EXERCISE GOAL => Go through the records, and copy each line in which the string "Jacinto" is present.

- - - - -

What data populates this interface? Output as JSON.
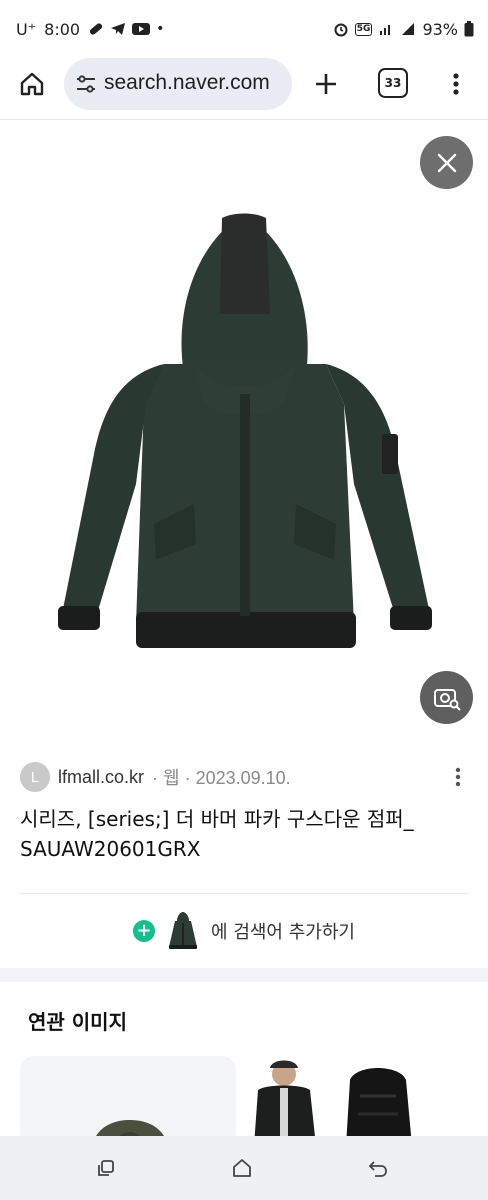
{
  "status_bar": {
    "carrier": "U⁺",
    "time": "8:00",
    "dot": "•",
    "network": "5G",
    "battery": "93%"
  },
  "toolbar": {
    "url": "search.naver.com",
    "tab_count": "33"
  },
  "result": {
    "favicon_letter": "L",
    "domain": "lfmall.co.kr",
    "meta": "· 웹 · 2023.09.10.",
    "title": "시리즈, [series;] 더 바머 파카 구스다운 점퍼_ SAUAW20601GRX"
  },
  "add_query": {
    "label": "에 검색어 추가하기"
  },
  "related": {
    "title": "연관 이미지"
  },
  "colors": {
    "jacket": "#2b3a33",
    "accent_green": "#10c08d",
    "fab_gray": "#6e6e6e",
    "url_bar_bg": "#e9ecf2",
    "nav_bg": "#eff0f4"
  }
}
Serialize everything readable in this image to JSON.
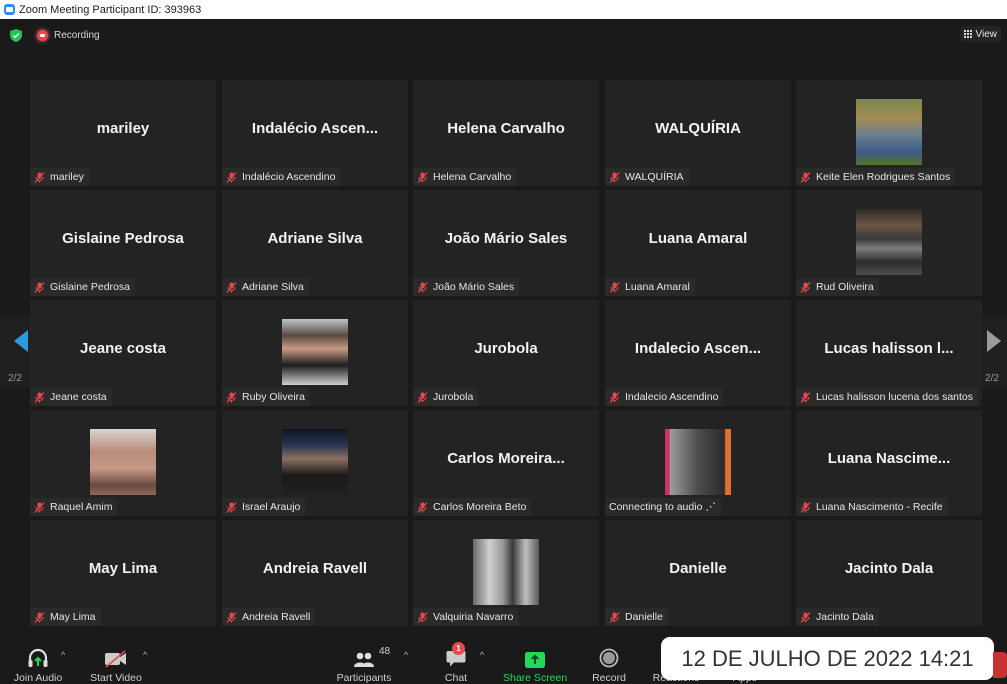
{
  "window": {
    "title": "Zoom Meeting Participant ID: 393963"
  },
  "topbar": {
    "recording_label": "Recording",
    "view_label": "View"
  },
  "pagination": {
    "left": "2/2",
    "right": "2/2"
  },
  "participants": [
    {
      "display": "mariley",
      "name": "mariley",
      "photo": null
    },
    {
      "display": "Indalécio  Ascen...",
      "name": "Indalécio Ascendino",
      "photo": null
    },
    {
      "display": "Helena Carvalho",
      "name": "Helena Carvalho",
      "photo": null
    },
    {
      "display": "WALQUÍRIA",
      "name": "WALQUÍRIA",
      "photo": null
    },
    {
      "display": "",
      "name": "Keite Elen Rodrigues Santos",
      "photo": "woman-curly-hair-outdoors"
    },
    {
      "display": "Gislaine Pedrosa",
      "name": "Gislaine Pedrosa",
      "photo": null
    },
    {
      "display": "Adriane Silva",
      "name": "Adriane Silva",
      "photo": null
    },
    {
      "display": "João Mário Sales",
      "name": "João Mário Sales",
      "photo": null
    },
    {
      "display": "Luana Amaral",
      "name": "Luana Amaral",
      "photo": null
    },
    {
      "display": "",
      "name": "Rud Oliveira",
      "photo": "man-floral-shirt"
    },
    {
      "display": "Jeane costa",
      "name": "Jeane costa",
      "photo": null
    },
    {
      "display": "",
      "name": "Ruby Oliveira",
      "photo": "person-selfie"
    },
    {
      "display": "Jurobola",
      "name": "Jurobola",
      "photo": null
    },
    {
      "display": "Indalecio  Ascen...",
      "name": "Indalecio Ascendino",
      "photo": null
    },
    {
      "display": "Lucas  halisson  l...",
      "name": "Lucas halisson lucena dos santos",
      "photo": null
    },
    {
      "display": "",
      "name": "Raquel Amim",
      "photo": "woman-selfie"
    },
    {
      "display": "",
      "name": "Israel Araujo",
      "photo": "group-night"
    },
    {
      "display": "Carlos  Moreira...",
      "name": "Carlos Moreira Beto",
      "photo": null
    },
    {
      "display": "",
      "name": "Connecting to audio ⋰",
      "photo": "woman-bw-portrait",
      "connecting": true
    },
    {
      "display": "Luana  Nascime...",
      "name": "Luana Nascimento - Recife",
      "photo": null
    },
    {
      "display": "May Lima",
      "name": "May Lima",
      "photo": null
    },
    {
      "display": "Andreia Ravell",
      "name": "Andreia Ravell",
      "photo": null
    },
    {
      "display": "",
      "name": "Valquiria Navarro",
      "photo": "woman-bw-street"
    },
    {
      "display": "Danielle",
      "name": "Danielle",
      "photo": null
    },
    {
      "display": "Jacinto Dala",
      "name": "Jacinto Dala",
      "photo": null
    }
  ],
  "toolbar": {
    "join_audio": "Join Audio",
    "start_video": "Start Video",
    "participants": "Participants",
    "participant_count": "48",
    "chat": "Chat",
    "chat_badge": "1",
    "share_screen": "Share Screen",
    "record": "Record",
    "reactions": "Reactions",
    "apps": "Apps"
  },
  "overlay": {
    "datetime": "12 DE JULHO DE 2022 14:21"
  },
  "colors": {
    "accent_blue": "#2b9be0",
    "share_green": "#23d959",
    "muted_red": "#e5484d"
  }
}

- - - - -

ANSWER TO THE EXERCISE =>
      "display": "Jacinto Dala",
      "name": "Jacinto Dala",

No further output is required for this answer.